It's not a huge problem if you trade once a day. That's $500 if you trade 50 times a day. One hundred thousand dollars in fees for day trading 200 days out of the year. As a result, day traders question why they haven't made any money.
Bitcoin is expected to climb in the next several weeks, so, for example, you purchase ten Bitcoins at $6,000 apiece, paying only $10 for the spread. The price of Bitcoin has risen to $6,200 three weeks after the first surge of $11,000. If you sell your Bitcoins and make $2,000, unlike the day trader, you just have to pay $10 in the spread, rather than $1,000. In the long run, the difference in the two techniques' respective profit margins is substantial. Having a long-term perspective is more lucrative (and less stressful) than taking a short-term one.
Try to acquire cryptocurrencies at the beginning of an uptrend and then sell them at the peak of that trend. To put it another way, if you wait until the market is in a downtrend before buying, you generally lose out on a little portion of the profit at the bottom of the cycle. It was once said by a trading instructor that only monkeys pick bottoms. Deep knowledge may be found within that stunning depiction of the human digestive system. Trying to get on the bandwagon before everyone else does.
Even the fact that they've even started is a guess. It locks your money in a cryptocurrency that will never rise in value. It's wiser to wait for the trend to develop before jumping on board. Don't attempt to be greedy by choosing bottoms; if you get on a solid trend in its early stages, you'll earn more than enough money.
It's possible that trends are only fads. This is a common problem! There is a good chance that trends will continue, but it doesn't guarantee that if you purchase into one, the price will merely go sideways or even reverse gear right after you acquire it.
Once again, cutting your losses comes into play in this situation. This is a question that Jesse Livermore would ask: "Does the price seem fair?" Is it doing what you had hoped? In the event that it's not, it's time to consider leaving, even if you have to take a tiny financial hit. To make up for the many modest losses that occur each year, you just need one or two truly excellent transactions per year.
It's all about discipline.
Like a good poker player, a superb trend trader is a master of the game. Their patience is tested as they fold hands after hands, each time losing a little amount of money. It might be emotionally draining to lose so much, but if you don't stay disciplined, you'll miss out on the major gains.
A string of losses could be like tossing a coin and getting heads eight times in a row if you're confident that your trading strategy is sound. When things go wrong, it doesn't always indicate that your approach is flawed; it might just be poor luck. As long as you've analyzed your approach and feel this is the case, then it makes sense to keep firing.

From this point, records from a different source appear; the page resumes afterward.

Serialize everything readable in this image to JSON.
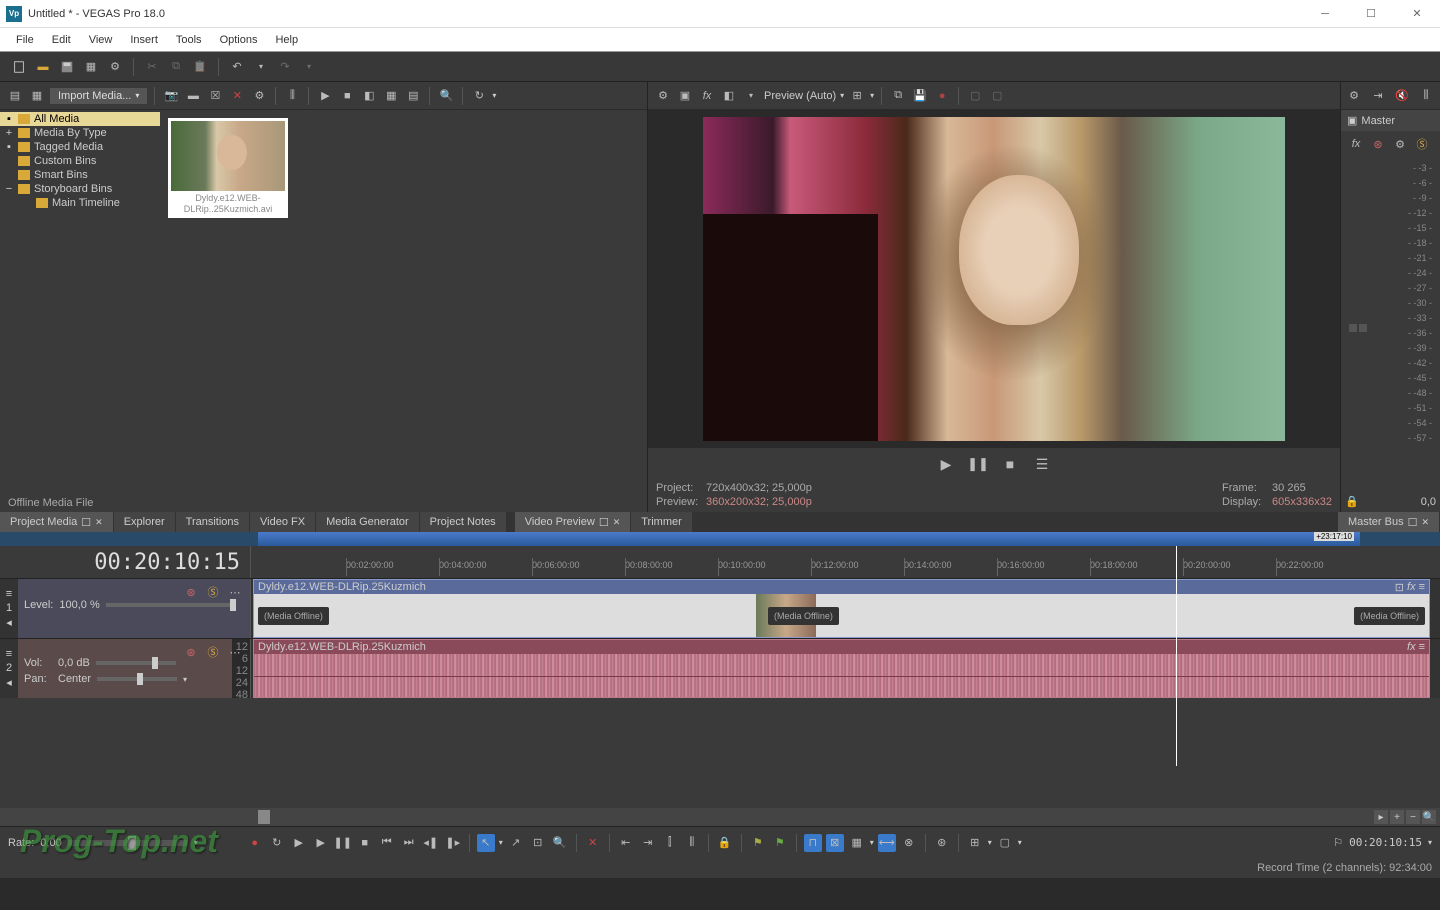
{
  "window": {
    "title": "Untitled * - VEGAS Pro 18.0"
  },
  "menu": [
    "File",
    "Edit",
    "View",
    "Insert",
    "Tools",
    "Options",
    "Help"
  ],
  "media_panel": {
    "import_btn": "Import Media...",
    "tree": [
      {
        "label": "All Media",
        "selected": true
      },
      {
        "label": "Media By Type"
      },
      {
        "label": "Tagged Media"
      },
      {
        "label": "Custom Bins"
      },
      {
        "label": "Smart Bins"
      },
      {
        "label": "Storyboard Bins"
      },
      {
        "label": "Main Timeline",
        "indent": true
      }
    ],
    "thumb_caption": "Dyldy.e12.WEB-DLRip..25Kuzmich.avi",
    "status": "Offline Media File"
  },
  "preview": {
    "mode": "Preview (Auto)",
    "info": {
      "project_lbl": "Project:",
      "project_val": "720x400x32; 25,000p",
      "preview_lbl": "Preview:",
      "preview_val": "360x200x32; 25,000p",
      "frame_lbl": "Frame:",
      "frame_val": "30 265",
      "display_lbl": "Display:",
      "display_val": "605x336x32"
    }
  },
  "tabs_left": [
    "Project Media",
    "Explorer",
    "Transitions",
    "Video FX",
    "Media Generator",
    "Project Notes"
  ],
  "tabs_right": [
    "Video Preview",
    "Trimmer"
  ],
  "master": {
    "title": "Master",
    "ticks": [
      "-3",
      "-6",
      "-9",
      "-12",
      "-15",
      "-18",
      "-21",
      "-24",
      "-27",
      "-30",
      "-33",
      "-36",
      "-39",
      "-42",
      "-45",
      "-48",
      "-51",
      "-54",
      "-57"
    ],
    "foot_val": "0,0",
    "tab": "Master Bus"
  },
  "timeline": {
    "time": "00:20:10:15",
    "end_marker": "+23:17:10",
    "ruler": [
      "00:02:00:00",
      "00:04:00:00",
      "00:06:00:00",
      "00:08:00:00",
      "00:10:00:00",
      "00:12:00:00",
      "00:14:00:00",
      "00:16:00:00",
      "00:18:00:00",
      "00:20:00:00",
      "00:22:00:00"
    ],
    "track1": {
      "num": "1",
      "level_lbl": "Level:",
      "level_val": "100,0 %",
      "clip_name": "Dyldy.e12.WEB-DLRip.25Kuzmich",
      "offline": "(Media Offline)"
    },
    "track2": {
      "num": "2",
      "vol_lbl": "Vol:",
      "vol_val": "0,0 dB",
      "pan_lbl": "Pan:",
      "pan_val": "Center",
      "clip_name": "Dyldy.e12.WEB-DLRip.25Kuzmich",
      "scale": [
        "12",
        "6",
        "12",
        "24",
        "48"
      ]
    }
  },
  "bottombar": {
    "rate_lbl": "Rate:",
    "rate_val": "0,00",
    "time": "00:20:10:15"
  },
  "statusbar": {
    "record": "Record Time (2 channels): 92:34:00"
  },
  "watermark": "Prog-Top.net"
}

Despite the fact that many traders have mastered these strategies, only a small percentage of them are really profitable due to psychological biases. Breaking the rules begins to seem like a natural part of your personality. Great traders learn to take the voice with a grain of salt, but they also learn to keep to the rules and manage the voices rather than having the voices dominate them. We're all human.